What is the first thing conference attendees do what they look at the program of the events? Without going into details who is presenting what in the regular sessions, they go straight into keynotes and start building expectations. Like it or lump it, the atmosphere of the event you are organizing, be in to business, academia or your community, is largely determined by who the special guests and main speakers are. With their long, global presentations and their big names, they generate quite a sense of anticipation and set the tone for the whole thing. Booking your keynotes wrong can result in much harm, while booking them right can lift an even otherwise mediocre event up. Here is what to look for in a candidate.
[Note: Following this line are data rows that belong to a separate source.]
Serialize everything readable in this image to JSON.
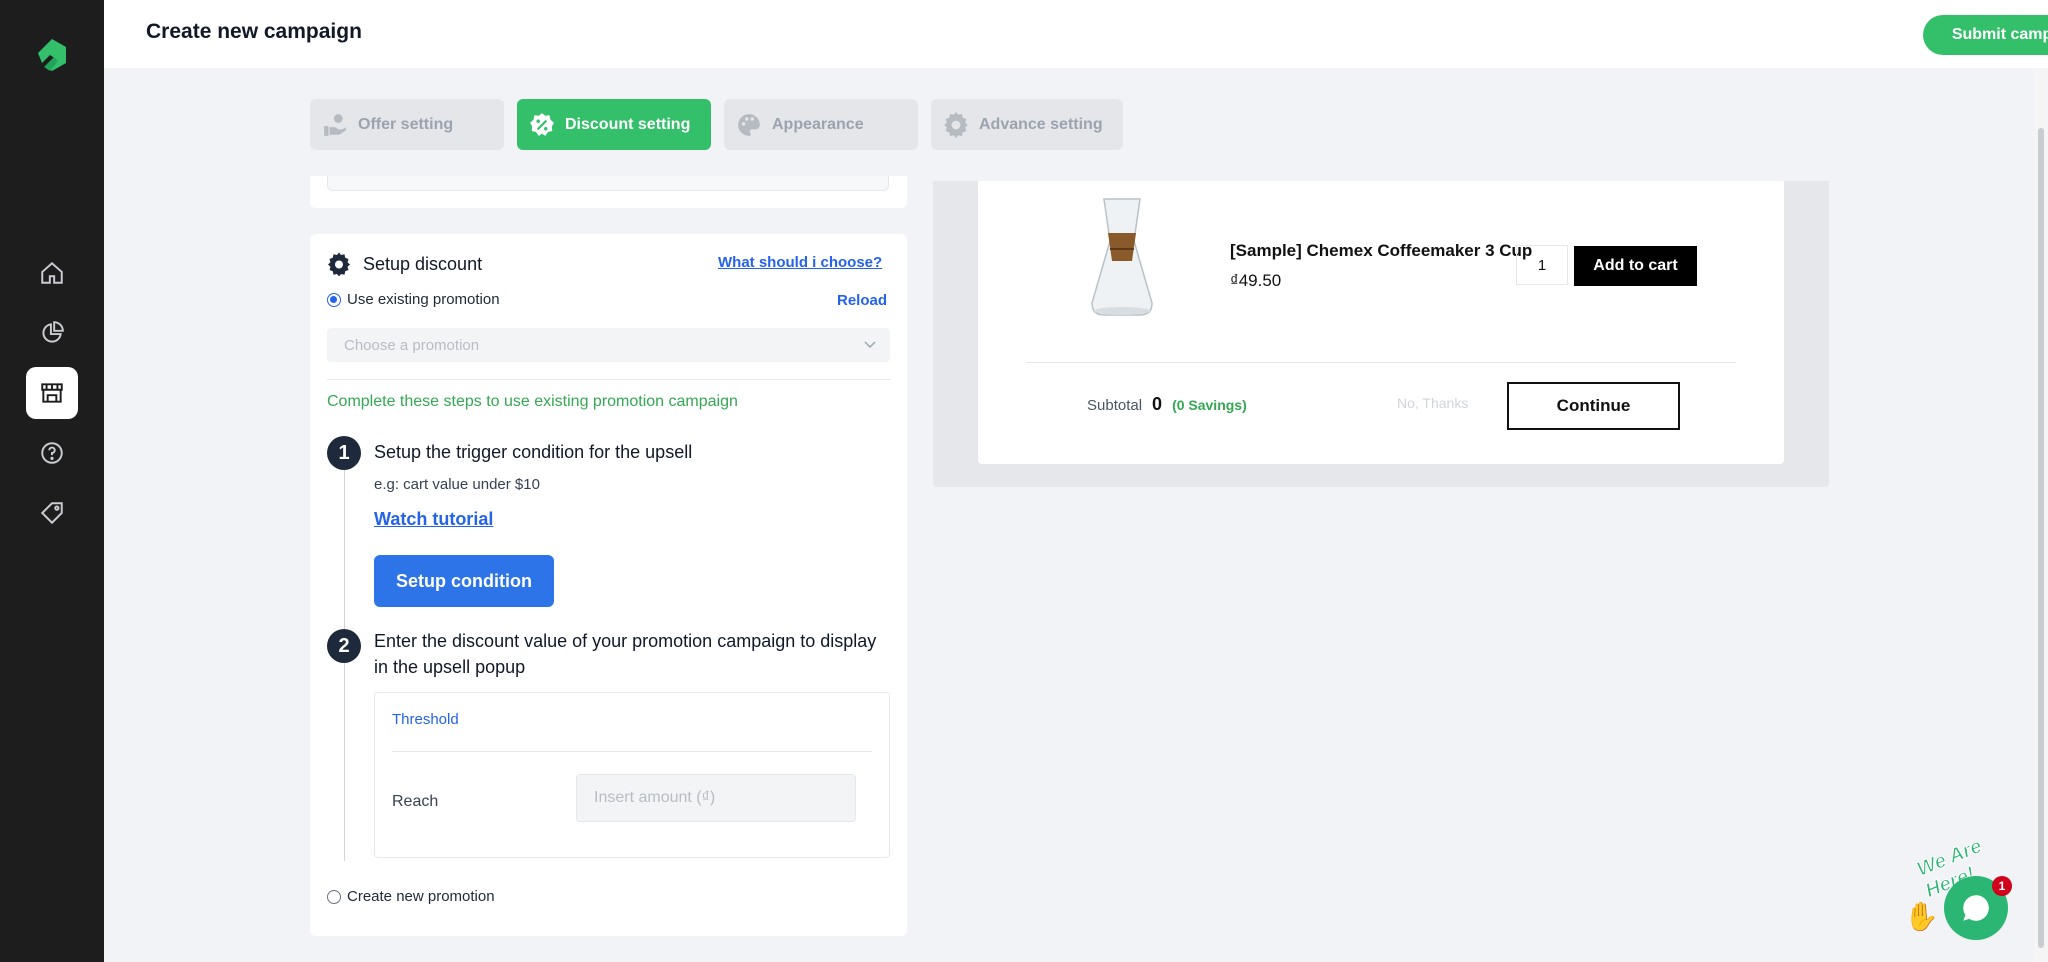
{
  "header": {
    "title": "Create new campaign",
    "submit_label": "Submit campaign"
  },
  "sidebar": {
    "items": [
      {
        "icon": "home-icon"
      },
      {
        "icon": "analytics-icon"
      },
      {
        "icon": "store-icon",
        "active": true
      },
      {
        "icon": "help-icon"
      },
      {
        "icon": "tag-icon"
      }
    ]
  },
  "tabs": [
    {
      "label": "Offer setting",
      "icon": "hand-coin-icon",
      "active": false
    },
    {
      "label": "Discount setting",
      "icon": "discount-badge-icon",
      "active": true
    },
    {
      "label": "Appearance",
      "icon": "palette-icon",
      "active": false
    },
    {
      "label": "Advance setting",
      "icon": "gear-icon",
      "active": false
    }
  ],
  "setup": {
    "title": "Setup discount",
    "help_link": "What should i choose?",
    "use_existing_label": "Use existing promotion",
    "reload_label": "Reload",
    "select_placeholder": "Choose a promotion",
    "steps_note": "Complete these steps to use existing promotion campaign",
    "step1": {
      "number": "1",
      "title": "Setup the trigger condition for the upsell",
      "example": "e.g: cart value under $10",
      "tutorial_link": "Watch tutorial",
      "button_label": "Setup condition"
    },
    "step2": {
      "number": "2",
      "title": "Enter the discount value of your promotion campaign to display in the upsell popup",
      "threshold_label": "Threshold",
      "reach_label": "Reach",
      "amount_placeholder": "Insert amount (₫)"
    },
    "create_new_label": "Create new promotion"
  },
  "preview": {
    "product_name": "[Sample] Chemex Coffeemaker 3 Cup",
    "price": "₫49.50",
    "quantity": "1",
    "add_to_cart_label": "Add to cart",
    "subtotal_label": "Subtotal",
    "subtotal_value": "0",
    "savings_text": "(0 Savings)",
    "no_thanks_label": "No, Thanks",
    "continue_label": "Continue"
  },
  "chat": {
    "badge_count": "1",
    "tagline": "We Are Here!"
  },
  "colors": {
    "brand_green": "#34c06b",
    "primary_blue": "#2c74e8",
    "sidebar_bg": "#1d1d1d"
  }
}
Unfortunately, just being recognizable is no guarantee for being a great talker. Hiring a household name works perfectly fine as long as they are known having enough ideas to share. A good keynote speech is all about sharing ideas, talking about concepts, getting notions across. People expect to walk away from a lecture hall with a sense of knowing more than when they came in and being able to apply their new knowledge.
Talking about ideas requires great communication skills, especially the ability to deconstruct complex notions into chunks digestible by a group of listeners who can differ in background or experience. Sometimes, it is wrongly equated with having to dumb the message down to meet everybody's needs, but the fact is that it is more communicative as well as intellectual refinement that are in order.
The audience is usually very well motivated during keynotes and have a big benefit of a doubt to give out to the speaker, but whoever runs the show has to know how to attract and direct the attention of listeners wherever he or she wants it to go. Preferably, this should be done by creative, peaceful means rather than by dipping into school-like methods. If somebody cannot keep people focused and interested for an hour, while delivering a presentation, they are no good candidate for a keynote speaker.
There is more in a keynote than information. Other presentations may be expected to deliver insights on single projects, specific research, one product or any other fragmentary knowledge, but the role of the keynote speech is to take a global, many-sided, complete view of things that is both well-documented with detail and all-embracing. If it is on a pen tablet or some other gadget, it has to look beyond the specifics into a large-picture analysis, which can give people some broad guidance.
Conferences and seminars are typically quite serious events and a presentation is not expected to be very funny. It can be, but standards of professionalism force people to keep it to a reasonable minimum. It is different with the keynote speech, which – on top of being informative and inspirations – is usually hoped to be entertaining, delivered in outstanding style, for extraordinary effect. In other words, it takes a bit of a showman in a speaker to please the audience.